In preparation for the new, highly anticipated “God of War” game coming to the PlayStation 4 next year, I decided to join the rest of the gaming world and finally play through the original trilogy spanning the PlayStation 2 and 3.

I wasn’t exactly impressed with what I saw.

The games aren’t bad, but everything from the story to the combat to the characterization of “protagonist” Kratos left me unsatisfied. The series’ PS4 debut looks promising, but only if the franchise has learned and grown from what was lacking in the first three main entries.

Here’s where the original trilogy was weak and how “God of War” for the PlayStation 4 could improve.


Games such as “Dark Souls” and “Bayonetta” have spoiled me. Overall, the “God of War” trilogy’s combat was just too simple to enjoy.

The game allows you to learn new moves and get new weapons, but it doesn’t matter. From beginning to end, there’s almost no reason to use different combos or combat techniques because the enemies are just that basic. “God of War III” made the fighting the most diverse it’s been, but it still wasn’t enough.

If the PS4 “God of War” game is going to entice action gamers, it needs some spice in its gameplay. There have to be enemies that can only be taken down with specific weapons or moves to make combat variety a necessity.

The “God of War” games also feature fixed camera placements and are packed with quick-time events—two trends the industry has grown tired of. At the very least, the new “God of War” will finally have an over-the-shoulder, free-moving camera system to make combat and exploration less frustrating.

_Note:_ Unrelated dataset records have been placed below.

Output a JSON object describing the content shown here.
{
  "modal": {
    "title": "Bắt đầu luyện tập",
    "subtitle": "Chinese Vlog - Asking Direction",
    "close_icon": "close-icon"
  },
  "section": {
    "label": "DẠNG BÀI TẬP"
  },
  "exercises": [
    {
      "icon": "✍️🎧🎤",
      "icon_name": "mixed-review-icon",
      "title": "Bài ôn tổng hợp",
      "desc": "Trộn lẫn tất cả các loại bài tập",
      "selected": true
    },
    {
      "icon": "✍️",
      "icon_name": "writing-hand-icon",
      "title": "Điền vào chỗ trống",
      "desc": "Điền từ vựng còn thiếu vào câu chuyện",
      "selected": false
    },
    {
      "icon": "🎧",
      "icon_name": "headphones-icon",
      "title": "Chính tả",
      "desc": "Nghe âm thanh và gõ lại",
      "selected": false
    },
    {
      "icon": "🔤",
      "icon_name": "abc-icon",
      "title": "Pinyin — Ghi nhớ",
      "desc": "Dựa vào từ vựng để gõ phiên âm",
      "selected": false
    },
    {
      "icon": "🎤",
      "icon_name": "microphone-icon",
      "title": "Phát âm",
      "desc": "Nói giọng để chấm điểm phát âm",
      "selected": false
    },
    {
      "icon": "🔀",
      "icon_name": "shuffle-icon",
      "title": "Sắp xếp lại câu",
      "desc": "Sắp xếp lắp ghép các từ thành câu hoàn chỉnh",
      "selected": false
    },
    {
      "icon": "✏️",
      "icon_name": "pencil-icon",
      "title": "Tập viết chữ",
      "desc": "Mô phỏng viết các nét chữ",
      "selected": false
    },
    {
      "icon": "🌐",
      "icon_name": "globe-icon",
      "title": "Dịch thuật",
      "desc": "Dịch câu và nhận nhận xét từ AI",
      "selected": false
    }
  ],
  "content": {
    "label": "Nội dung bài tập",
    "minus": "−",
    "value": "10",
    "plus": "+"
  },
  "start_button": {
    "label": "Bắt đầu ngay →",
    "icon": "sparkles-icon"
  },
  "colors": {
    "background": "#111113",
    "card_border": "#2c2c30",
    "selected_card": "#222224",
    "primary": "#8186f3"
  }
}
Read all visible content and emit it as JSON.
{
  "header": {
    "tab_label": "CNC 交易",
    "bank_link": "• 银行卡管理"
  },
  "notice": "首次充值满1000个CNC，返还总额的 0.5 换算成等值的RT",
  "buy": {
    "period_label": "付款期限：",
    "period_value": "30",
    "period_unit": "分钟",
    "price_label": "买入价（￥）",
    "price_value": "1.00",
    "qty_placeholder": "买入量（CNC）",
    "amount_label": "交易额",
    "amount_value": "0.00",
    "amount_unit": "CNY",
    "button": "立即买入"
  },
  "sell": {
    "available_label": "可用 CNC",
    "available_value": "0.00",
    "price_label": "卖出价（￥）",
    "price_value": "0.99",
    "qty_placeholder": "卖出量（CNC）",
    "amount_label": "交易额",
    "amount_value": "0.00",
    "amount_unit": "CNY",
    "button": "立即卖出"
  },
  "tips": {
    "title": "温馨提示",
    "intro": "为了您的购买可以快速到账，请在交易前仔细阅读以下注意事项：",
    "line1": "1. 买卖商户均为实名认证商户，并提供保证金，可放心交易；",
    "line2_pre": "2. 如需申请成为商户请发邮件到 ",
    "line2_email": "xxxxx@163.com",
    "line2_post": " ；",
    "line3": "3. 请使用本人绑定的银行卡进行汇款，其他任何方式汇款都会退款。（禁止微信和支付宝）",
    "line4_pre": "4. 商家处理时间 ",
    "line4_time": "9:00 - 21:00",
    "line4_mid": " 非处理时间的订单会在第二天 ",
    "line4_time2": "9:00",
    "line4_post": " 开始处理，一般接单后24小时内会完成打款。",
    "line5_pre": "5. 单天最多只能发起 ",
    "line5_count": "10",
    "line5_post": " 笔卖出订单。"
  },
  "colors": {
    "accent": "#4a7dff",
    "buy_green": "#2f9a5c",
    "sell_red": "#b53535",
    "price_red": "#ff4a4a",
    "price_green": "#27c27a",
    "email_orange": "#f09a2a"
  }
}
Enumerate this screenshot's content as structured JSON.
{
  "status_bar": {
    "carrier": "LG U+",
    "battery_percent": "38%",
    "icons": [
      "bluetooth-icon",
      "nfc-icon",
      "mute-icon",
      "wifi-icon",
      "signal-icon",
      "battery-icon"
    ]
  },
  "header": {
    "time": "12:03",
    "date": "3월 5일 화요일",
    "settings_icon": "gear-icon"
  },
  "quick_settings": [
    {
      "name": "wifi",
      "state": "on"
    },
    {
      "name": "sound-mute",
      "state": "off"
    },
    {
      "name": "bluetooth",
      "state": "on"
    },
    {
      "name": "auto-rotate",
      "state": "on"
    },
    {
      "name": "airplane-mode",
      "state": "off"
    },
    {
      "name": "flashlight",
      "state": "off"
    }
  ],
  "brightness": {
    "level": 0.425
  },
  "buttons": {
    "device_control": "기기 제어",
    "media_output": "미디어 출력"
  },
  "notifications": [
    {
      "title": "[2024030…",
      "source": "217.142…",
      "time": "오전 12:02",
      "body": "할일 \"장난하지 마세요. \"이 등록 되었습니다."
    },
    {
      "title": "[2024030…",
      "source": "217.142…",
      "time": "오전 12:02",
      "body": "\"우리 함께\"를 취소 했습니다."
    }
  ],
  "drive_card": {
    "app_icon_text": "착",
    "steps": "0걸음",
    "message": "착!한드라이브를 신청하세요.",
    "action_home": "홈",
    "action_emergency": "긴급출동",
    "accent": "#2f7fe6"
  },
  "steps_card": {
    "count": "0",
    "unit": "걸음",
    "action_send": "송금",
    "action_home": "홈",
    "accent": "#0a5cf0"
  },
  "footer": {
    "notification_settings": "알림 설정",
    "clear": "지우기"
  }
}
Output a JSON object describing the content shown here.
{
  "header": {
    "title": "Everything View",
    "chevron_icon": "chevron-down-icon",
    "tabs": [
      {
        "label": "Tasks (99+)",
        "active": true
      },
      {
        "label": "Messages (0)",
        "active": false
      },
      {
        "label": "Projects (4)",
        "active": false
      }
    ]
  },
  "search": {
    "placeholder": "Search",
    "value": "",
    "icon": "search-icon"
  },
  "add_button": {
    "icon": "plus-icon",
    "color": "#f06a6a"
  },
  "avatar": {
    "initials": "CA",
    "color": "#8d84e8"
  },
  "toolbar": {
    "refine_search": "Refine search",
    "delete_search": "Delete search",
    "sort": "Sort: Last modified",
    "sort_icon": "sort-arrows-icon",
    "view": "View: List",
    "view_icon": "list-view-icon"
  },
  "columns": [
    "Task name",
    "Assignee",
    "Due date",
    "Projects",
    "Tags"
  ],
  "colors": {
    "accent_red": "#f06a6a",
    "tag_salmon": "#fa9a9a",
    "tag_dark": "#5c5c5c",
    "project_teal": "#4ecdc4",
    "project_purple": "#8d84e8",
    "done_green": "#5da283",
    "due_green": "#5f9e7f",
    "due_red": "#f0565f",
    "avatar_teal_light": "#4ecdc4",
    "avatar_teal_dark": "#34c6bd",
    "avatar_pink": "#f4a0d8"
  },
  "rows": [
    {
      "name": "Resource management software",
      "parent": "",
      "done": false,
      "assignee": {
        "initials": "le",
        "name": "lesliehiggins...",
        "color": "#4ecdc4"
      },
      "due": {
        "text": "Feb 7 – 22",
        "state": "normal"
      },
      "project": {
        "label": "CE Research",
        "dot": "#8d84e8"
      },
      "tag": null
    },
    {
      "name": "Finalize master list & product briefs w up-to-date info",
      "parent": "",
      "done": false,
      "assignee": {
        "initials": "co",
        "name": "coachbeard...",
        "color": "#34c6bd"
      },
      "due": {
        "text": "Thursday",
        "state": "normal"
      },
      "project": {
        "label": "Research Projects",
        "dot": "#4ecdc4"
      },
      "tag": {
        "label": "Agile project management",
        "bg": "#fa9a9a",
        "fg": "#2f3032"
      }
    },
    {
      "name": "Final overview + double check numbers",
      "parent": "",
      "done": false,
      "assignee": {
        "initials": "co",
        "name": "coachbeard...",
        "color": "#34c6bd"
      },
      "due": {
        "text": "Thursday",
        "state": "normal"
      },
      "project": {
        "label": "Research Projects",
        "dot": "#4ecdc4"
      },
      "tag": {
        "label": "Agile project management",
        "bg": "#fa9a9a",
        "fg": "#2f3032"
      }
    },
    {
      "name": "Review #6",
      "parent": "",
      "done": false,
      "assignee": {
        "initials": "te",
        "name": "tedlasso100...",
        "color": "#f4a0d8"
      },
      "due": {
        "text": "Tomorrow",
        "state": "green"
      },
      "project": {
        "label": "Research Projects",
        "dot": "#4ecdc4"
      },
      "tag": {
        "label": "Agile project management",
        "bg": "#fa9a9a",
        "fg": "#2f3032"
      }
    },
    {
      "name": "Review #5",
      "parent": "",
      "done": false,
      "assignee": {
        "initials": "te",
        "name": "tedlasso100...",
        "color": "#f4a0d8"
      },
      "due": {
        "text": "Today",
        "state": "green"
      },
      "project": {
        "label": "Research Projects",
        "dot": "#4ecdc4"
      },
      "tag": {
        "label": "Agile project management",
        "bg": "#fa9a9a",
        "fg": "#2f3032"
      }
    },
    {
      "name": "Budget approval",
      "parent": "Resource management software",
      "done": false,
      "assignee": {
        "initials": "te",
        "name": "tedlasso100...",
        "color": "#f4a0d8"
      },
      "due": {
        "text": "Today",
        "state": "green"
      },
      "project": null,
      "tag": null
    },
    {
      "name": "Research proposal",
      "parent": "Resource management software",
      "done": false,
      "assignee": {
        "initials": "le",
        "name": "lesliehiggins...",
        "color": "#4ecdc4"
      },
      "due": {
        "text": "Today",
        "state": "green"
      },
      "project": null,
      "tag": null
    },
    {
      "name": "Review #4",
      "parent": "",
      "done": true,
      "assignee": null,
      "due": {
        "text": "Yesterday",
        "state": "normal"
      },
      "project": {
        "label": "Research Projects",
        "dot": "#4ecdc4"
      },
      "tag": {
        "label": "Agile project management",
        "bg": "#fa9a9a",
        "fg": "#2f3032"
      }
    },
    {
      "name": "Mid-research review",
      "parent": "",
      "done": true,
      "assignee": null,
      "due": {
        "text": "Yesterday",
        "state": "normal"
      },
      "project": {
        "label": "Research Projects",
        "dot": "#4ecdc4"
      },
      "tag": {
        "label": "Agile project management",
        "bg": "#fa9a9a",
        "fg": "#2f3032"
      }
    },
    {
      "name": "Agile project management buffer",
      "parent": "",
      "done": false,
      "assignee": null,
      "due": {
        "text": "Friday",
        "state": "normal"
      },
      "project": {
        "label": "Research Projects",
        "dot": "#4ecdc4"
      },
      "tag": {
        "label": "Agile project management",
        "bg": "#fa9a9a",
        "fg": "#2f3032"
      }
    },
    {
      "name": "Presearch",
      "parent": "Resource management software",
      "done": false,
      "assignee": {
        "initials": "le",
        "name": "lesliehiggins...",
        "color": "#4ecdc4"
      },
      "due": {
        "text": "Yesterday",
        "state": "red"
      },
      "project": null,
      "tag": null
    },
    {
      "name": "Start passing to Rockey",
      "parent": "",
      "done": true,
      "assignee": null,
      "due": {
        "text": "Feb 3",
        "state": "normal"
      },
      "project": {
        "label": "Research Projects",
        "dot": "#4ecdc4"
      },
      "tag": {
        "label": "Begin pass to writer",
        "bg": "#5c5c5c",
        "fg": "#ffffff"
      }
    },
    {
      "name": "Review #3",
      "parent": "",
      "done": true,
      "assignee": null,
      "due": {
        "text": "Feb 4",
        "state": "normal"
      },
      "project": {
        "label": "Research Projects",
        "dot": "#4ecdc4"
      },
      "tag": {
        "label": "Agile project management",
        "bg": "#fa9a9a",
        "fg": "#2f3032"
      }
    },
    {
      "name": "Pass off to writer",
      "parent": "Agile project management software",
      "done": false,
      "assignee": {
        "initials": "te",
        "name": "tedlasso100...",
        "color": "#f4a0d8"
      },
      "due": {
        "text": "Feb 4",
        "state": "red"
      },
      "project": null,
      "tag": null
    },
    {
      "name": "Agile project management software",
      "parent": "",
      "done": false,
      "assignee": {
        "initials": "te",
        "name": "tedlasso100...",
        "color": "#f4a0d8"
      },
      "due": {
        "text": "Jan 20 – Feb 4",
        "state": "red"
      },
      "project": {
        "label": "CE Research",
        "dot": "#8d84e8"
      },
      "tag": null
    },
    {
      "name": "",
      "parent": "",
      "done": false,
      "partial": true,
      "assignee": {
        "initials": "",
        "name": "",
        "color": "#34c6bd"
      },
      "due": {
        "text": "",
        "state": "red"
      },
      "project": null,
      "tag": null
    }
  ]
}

It’s hard to like Kratos as a character. In the original trilogy, his personality doesn’t go much deeper than being a horrifically violent, rage-fueled maniac on a quest to kill every Greek god who wronged him.

Not only does Kratos kill his own family, he ruthlessly and thoughtlessly murders any innocent person who dares step in his way. From a woman he crushes with a wheel to the caged man he burns alive just to make his journey a bit easier, Kratos has zero sympathy for anyone, and so he garners none from me.

For “God of War’s” story to succeed, I need to be invested in Kratos as a person, and that means giving him a bit of humanity. Early trailers and demos have shown PS4’s “God of War” will star Kratos and the young son he’s teaching how to become a warrior. Already that’s a step in the right direction. Kratos’ affection for his child is something many gamers will be able to relate to and sympathize with.


The original “God of War” trilogy is steeped in Greek mythology, but the PlayStation 4 game will deal with Norse gods.

What does this mean for the story? Has Kratos moved from Greece to Norway? Is the game set in a new timeline where Kratos didn’t kill a dozen Greek gods, or does he carry that burden with him in his new adventure?

Kratos now has a son. Does that mean he also has a new wife or a new family? Has he forgiven himself for murdering his original loved ones?

Oh, and here’s another small possible plot hole: Kratos killed himself at the end of “God of War III.” So how will that be rectified for the sequel?

There are plenty of unanswered questions the new game can explore, but it’s interesting for a series to basically hit the reset button and deal with entirely new subject matter. It seems “God of War” is trying to reinvent itself and fix past mistakes, and I commend that decision.

Bring it on.

Video game columnist Jake Magee’s opinions are not necessarily those of Gazette management. Email him at or follow him @jakemmagee on Twitter.